Sex therapy is the result of relatively recent scientific attention to human sexual function and dysfunction. Out of the increased knowledge of the physiology and psychology of human sexual behavior has come a new professional appreciation for human sexual response. At a time in our society when sexuality is being more openly discussed, we are beginning to realize how uninformed many people really are about this important personal topic.

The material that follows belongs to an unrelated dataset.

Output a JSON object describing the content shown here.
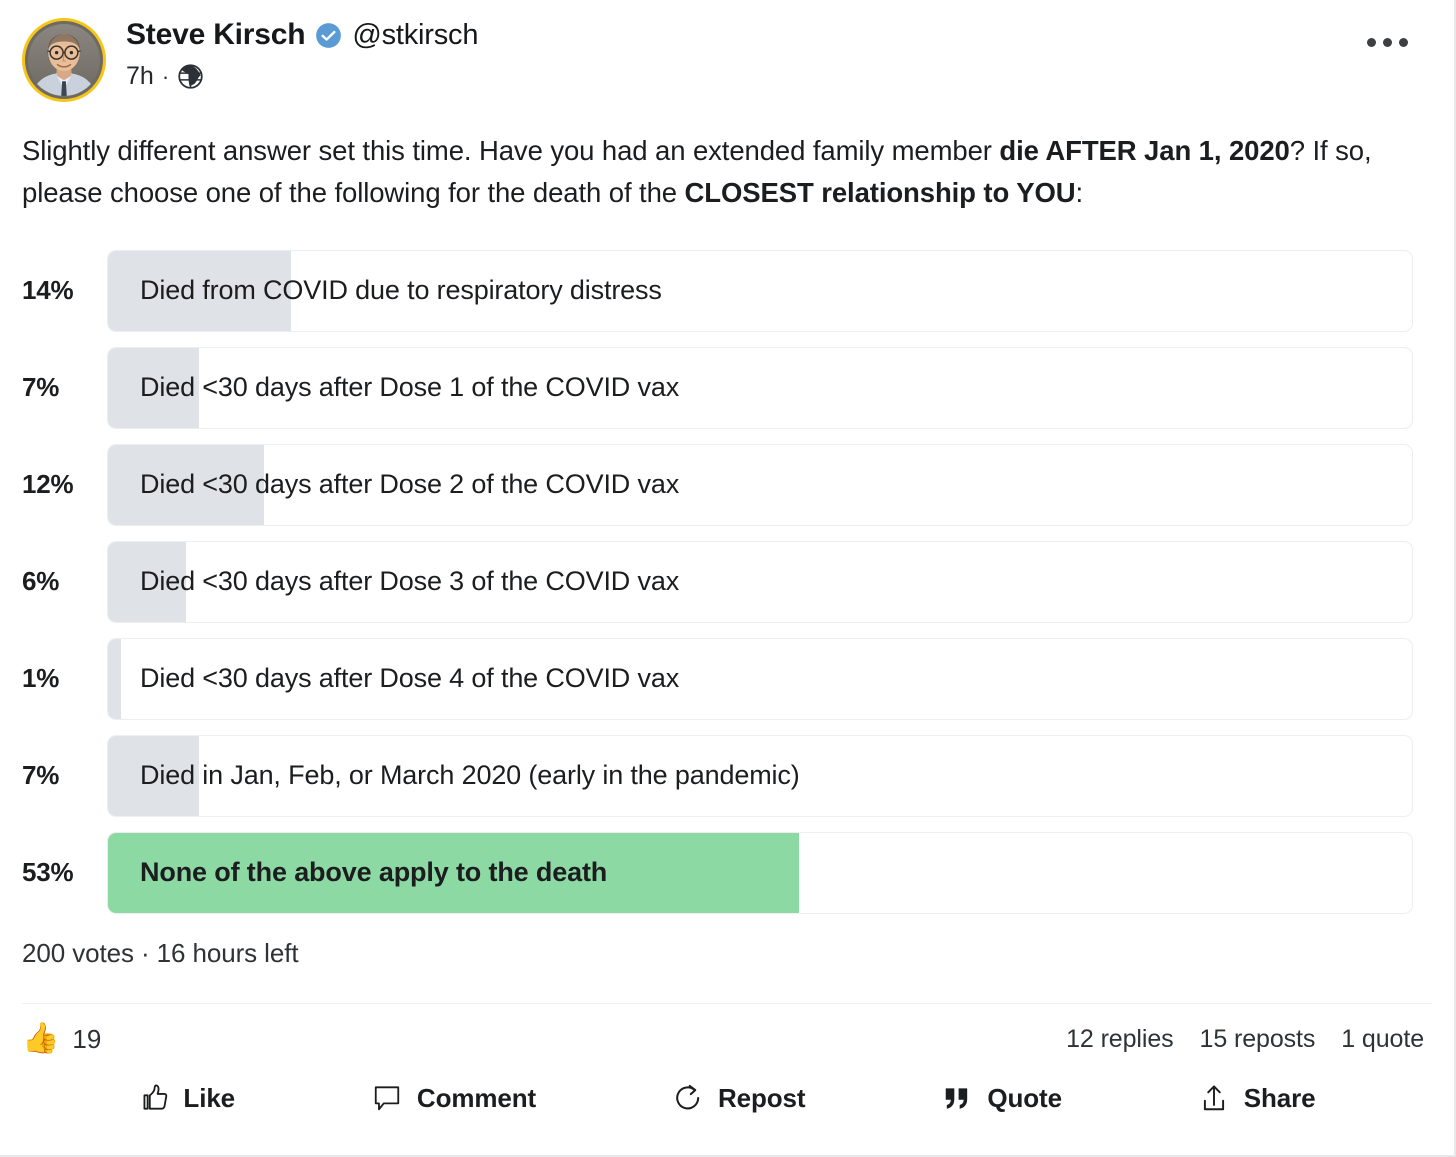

The importance of sexual function for individuals varies, of course, but for many it is closely tied in with their total concept of self identity. For these, problems in sexual function may lead to devaluation of self – “When I cannot feel good about my sexuality, how can I feel good about myself?” We are also in a time when marital and family units seem to be quite vulnerable. Concepts of these traditional relationships are being reevaluated, challenged and restructured. Alternatives to marriage are now being more openly tried and are becoming more widely accepted than at any other time in our history. Regardless of the structure of the intimate relationship shared, sexuality serves a valuable function for most couples. It becomes an expression of caring, not only for the partner, but for oneself. It can become a powerful bonding element in a relationship, which, in today’s society, must withstand considerable demands on time, energy and commitment. Dissatisfaction with the sexual relationship and the loss of that shared intimacy, in many instances, may lead to negative feelings and attitudes which are destructive to the relationship. Many marriages end therefore, because of unresolved sexual differences and difficulties.